Segment Start: THE DATA

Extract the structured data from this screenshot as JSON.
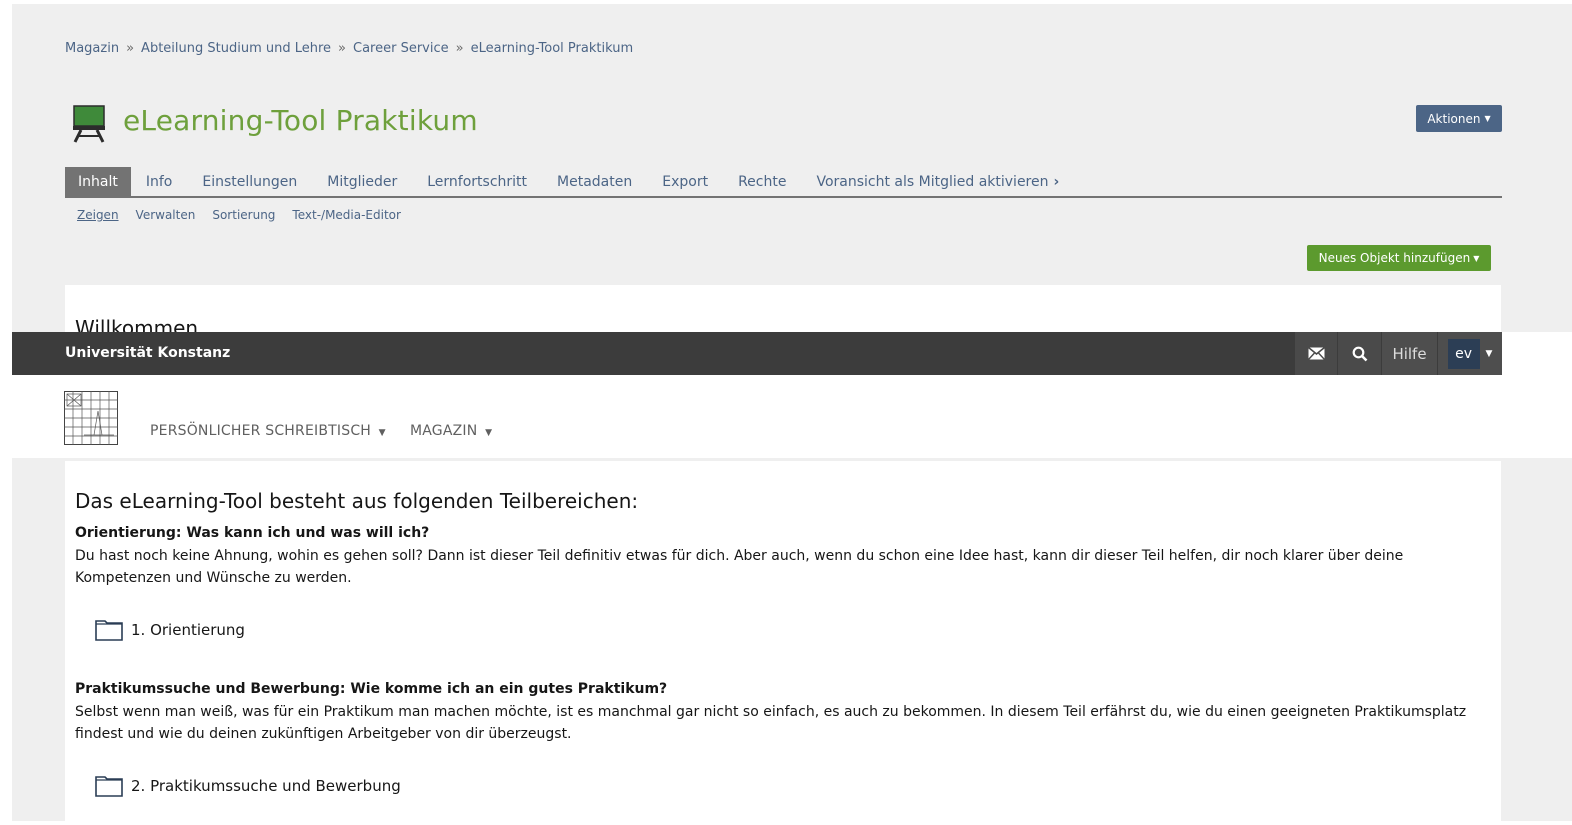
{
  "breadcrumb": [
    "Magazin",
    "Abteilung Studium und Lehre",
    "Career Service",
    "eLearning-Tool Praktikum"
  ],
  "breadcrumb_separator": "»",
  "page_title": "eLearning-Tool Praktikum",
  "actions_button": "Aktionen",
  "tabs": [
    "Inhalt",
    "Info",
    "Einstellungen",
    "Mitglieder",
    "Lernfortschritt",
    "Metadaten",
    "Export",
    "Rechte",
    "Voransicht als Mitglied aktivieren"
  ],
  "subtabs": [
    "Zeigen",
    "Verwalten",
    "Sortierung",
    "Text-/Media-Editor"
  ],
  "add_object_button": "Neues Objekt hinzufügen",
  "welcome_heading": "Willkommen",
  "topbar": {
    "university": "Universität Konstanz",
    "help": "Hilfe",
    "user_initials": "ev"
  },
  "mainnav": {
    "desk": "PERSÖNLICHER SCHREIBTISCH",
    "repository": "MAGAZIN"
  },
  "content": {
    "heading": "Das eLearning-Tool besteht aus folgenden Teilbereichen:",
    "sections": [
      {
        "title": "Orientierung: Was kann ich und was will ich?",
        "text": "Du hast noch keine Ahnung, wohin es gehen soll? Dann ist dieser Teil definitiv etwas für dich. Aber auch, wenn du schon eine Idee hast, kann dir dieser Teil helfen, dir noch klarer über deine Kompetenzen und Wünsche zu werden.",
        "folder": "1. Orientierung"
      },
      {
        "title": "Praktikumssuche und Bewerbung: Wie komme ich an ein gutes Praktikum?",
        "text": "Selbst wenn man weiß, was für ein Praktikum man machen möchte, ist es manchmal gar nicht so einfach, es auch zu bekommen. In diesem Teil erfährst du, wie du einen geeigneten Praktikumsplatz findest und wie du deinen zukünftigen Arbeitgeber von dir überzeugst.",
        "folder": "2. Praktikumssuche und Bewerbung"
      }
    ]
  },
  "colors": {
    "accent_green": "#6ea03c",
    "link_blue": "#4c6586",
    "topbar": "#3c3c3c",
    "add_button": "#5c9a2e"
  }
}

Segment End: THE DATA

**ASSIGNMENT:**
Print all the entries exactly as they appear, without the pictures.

**TASK RESULT:**
Extract the structured data from this screenshot as JSON.
{
  "breadcrumb": [
    "Magazin",
    "Abteilung Studium und Lehre",
    "Career Service",
    "eLearning-Tool Praktikum"
  ],
  "breadcrumb_separator": "»",
  "page_title": "eLearning-Tool Praktikum",
  "actions_button": "Aktionen",
  "tabs": [
    "Inhalt",
    "Info",
    "Einstellungen",
    "Mitglieder",
    "Lernfortschritt",
    "Metadaten",
    "Export",
    "Rechte",
    "Voransicht als Mitglied aktivieren"
  ],
  "subtabs": [
    "Zeigen",
    "Verwalten",
    "Sortierung",
    "Text-/Media-Editor"
  ],
  "add_object_button": "Neues Objekt hinzufügen",
  "welcome_heading": "Willkommen",
  "topbar": {
    "university": "Universität Konstanz",
    "help": "Hilfe",
    "user_initials": "ev"
  },
  "mainnav": {
    "desk": "PERSÖNLICHER SCHREIBTISCH",
    "repository": "MAGAZIN"
  },
  "content": {
    "heading": "Das eLearning-Tool besteht aus folgenden Teilbereichen:",
    "sections": [
      {
        "title": "Orientierung: Was kann ich und was will ich?",
        "text": "Du hast noch keine Ahnung, wohin es gehen soll? Dann ist dieser Teil definitiv etwas für dich. Aber auch, wenn du schon eine Idee hast, kann dir dieser Teil helfen, dir noch klarer über deine Kompetenzen und Wünsche zu werden.",
        "folder": "1. Orientierung"
      },
      {
        "title": "Praktikumssuche und Bewerbung: Wie komme ich an ein gutes Praktikum?",
        "text": "Selbst wenn man weiß, was für ein Praktikum man machen möchte, ist es manchmal gar nicht so einfach, es auch zu bekommen. In diesem Teil erfährst du, wie du einen geeigneten Praktikumsplatz findest und wie du deinen zukünftigen Arbeitgeber von dir überzeugst.",
        "folder": "2. Praktikumssuche und Bewerbung"
      }
    ]
  },
  "colors": {
    "accent_green": "#6ea03c",
    "link_blue": "#4c6586",
    "topbar": "#3c3c3c",
    "add_button": "#5c9a2e"
  }
}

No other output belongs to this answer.